## Description of the task
Every line of the following records that includes "data" should be copied.

- - -

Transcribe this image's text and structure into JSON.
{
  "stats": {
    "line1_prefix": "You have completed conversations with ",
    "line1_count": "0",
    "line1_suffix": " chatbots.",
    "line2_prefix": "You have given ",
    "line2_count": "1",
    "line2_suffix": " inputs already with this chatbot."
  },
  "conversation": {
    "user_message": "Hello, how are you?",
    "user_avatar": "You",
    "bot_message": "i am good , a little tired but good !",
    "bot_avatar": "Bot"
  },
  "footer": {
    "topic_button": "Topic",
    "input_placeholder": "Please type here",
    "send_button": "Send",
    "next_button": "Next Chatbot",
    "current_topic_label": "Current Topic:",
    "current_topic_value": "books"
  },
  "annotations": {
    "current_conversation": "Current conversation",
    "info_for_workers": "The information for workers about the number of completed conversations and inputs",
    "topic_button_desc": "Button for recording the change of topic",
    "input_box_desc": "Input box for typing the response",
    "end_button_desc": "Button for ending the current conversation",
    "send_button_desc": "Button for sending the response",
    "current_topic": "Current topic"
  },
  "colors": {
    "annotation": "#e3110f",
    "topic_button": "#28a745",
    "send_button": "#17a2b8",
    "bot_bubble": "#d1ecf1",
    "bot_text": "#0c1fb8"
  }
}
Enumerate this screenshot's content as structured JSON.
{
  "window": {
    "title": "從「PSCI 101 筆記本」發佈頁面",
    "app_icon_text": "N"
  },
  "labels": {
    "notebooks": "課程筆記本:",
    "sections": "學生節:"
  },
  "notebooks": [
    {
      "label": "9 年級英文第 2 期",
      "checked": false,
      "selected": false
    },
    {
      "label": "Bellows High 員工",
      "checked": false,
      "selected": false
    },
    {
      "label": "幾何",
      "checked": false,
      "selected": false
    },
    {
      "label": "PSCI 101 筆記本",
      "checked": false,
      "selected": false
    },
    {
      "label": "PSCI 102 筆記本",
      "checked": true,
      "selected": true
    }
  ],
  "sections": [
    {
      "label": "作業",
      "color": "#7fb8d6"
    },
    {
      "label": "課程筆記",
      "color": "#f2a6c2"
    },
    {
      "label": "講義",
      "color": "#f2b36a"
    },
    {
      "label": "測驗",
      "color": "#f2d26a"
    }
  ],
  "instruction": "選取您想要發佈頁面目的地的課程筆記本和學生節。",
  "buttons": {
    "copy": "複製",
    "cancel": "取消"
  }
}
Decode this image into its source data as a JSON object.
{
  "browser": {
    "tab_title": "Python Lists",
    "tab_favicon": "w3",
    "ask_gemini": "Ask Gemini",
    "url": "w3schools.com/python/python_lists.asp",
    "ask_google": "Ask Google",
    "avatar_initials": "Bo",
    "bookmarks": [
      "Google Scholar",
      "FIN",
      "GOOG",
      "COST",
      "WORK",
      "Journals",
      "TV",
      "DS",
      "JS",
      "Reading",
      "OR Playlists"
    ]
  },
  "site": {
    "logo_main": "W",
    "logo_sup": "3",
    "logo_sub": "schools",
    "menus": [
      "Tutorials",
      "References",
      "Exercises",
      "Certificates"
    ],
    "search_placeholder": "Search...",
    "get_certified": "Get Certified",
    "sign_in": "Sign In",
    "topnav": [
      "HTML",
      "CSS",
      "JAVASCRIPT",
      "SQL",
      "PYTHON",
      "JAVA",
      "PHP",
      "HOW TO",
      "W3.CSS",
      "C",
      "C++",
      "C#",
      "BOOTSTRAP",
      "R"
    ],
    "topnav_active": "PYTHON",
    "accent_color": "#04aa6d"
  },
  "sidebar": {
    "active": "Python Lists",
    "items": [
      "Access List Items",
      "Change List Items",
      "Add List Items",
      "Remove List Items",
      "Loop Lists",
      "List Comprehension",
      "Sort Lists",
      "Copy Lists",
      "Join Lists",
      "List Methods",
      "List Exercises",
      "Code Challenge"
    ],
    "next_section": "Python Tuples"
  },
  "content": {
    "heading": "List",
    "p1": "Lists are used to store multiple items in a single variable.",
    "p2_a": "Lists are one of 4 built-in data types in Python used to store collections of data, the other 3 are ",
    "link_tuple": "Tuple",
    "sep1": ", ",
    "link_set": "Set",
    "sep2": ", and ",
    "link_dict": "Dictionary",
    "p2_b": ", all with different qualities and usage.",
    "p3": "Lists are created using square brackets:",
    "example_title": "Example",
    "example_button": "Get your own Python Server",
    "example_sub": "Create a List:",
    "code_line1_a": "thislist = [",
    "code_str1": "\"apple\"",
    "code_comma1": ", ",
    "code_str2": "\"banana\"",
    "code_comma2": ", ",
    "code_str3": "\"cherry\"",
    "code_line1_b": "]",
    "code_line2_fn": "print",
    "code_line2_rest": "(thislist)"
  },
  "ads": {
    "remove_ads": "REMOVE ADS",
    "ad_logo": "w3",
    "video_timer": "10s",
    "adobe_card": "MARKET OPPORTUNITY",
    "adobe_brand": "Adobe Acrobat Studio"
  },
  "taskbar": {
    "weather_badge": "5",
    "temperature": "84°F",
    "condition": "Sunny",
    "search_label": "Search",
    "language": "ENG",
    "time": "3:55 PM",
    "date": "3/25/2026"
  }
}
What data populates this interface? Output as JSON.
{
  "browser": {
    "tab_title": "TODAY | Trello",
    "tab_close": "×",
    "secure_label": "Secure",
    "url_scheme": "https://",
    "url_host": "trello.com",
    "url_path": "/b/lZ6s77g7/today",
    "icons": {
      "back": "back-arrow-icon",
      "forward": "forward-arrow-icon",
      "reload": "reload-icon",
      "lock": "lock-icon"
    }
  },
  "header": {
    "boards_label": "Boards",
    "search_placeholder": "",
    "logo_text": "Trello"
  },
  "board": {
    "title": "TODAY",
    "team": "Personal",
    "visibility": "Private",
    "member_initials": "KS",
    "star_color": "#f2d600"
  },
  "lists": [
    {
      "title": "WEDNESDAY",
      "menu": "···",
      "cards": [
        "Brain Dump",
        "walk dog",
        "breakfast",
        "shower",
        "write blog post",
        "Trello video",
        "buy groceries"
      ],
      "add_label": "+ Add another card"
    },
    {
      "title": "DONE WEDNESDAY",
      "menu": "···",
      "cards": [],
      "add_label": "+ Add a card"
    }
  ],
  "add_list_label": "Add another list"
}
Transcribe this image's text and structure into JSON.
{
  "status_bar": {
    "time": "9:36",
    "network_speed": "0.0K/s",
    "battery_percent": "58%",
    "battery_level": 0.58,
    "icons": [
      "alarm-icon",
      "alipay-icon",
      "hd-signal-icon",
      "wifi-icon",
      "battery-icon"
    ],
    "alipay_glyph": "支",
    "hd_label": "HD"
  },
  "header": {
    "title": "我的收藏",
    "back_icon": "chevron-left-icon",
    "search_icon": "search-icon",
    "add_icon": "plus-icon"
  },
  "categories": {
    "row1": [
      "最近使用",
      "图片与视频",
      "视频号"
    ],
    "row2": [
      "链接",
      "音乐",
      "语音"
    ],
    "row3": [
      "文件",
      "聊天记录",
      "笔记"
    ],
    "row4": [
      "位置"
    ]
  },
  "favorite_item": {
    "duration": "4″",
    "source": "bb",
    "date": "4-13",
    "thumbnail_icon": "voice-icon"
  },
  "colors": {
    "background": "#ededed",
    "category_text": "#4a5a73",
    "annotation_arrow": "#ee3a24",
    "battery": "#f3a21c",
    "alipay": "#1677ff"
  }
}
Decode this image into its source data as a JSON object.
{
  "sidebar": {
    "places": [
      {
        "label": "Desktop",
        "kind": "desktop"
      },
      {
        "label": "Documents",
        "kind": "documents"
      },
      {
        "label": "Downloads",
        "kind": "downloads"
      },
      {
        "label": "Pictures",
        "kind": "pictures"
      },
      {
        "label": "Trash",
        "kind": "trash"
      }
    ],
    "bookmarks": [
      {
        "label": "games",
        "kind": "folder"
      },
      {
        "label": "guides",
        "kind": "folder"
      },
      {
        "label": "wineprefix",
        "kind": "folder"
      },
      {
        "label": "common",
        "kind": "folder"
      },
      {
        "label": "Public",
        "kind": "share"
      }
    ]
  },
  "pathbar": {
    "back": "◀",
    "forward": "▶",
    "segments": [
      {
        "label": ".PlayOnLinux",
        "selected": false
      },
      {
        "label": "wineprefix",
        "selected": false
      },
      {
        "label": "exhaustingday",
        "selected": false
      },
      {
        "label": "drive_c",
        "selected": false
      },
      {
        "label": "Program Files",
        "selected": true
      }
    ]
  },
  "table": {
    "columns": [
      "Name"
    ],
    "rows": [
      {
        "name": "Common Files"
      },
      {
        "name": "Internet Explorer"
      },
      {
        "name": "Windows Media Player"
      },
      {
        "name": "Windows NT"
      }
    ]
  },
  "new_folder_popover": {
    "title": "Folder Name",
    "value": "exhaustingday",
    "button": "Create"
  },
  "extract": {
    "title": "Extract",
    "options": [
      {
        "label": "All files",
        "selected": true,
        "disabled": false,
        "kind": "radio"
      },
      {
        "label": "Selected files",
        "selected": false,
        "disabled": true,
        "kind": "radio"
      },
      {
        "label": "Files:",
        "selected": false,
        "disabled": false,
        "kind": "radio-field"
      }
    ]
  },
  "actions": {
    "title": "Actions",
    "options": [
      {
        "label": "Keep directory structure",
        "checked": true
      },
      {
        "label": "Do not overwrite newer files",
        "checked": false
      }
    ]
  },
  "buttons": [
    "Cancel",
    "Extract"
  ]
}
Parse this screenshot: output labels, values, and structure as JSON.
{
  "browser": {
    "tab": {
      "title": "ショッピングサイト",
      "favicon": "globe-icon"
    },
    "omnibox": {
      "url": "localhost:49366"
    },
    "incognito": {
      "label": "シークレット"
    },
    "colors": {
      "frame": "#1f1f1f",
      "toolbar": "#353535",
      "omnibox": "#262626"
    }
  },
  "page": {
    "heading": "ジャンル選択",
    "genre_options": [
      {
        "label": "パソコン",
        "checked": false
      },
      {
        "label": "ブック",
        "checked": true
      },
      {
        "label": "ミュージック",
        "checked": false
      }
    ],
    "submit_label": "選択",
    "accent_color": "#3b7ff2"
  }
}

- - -

## Task result
Decode this image into its source data as a JSON object.
    "p2_a": "Lists are one of 4 built-in data types in Python used to store collections of data, the other 3 are ",
What data populates this interface? Output as JSON.
Decode this image into its source data as a JSON object.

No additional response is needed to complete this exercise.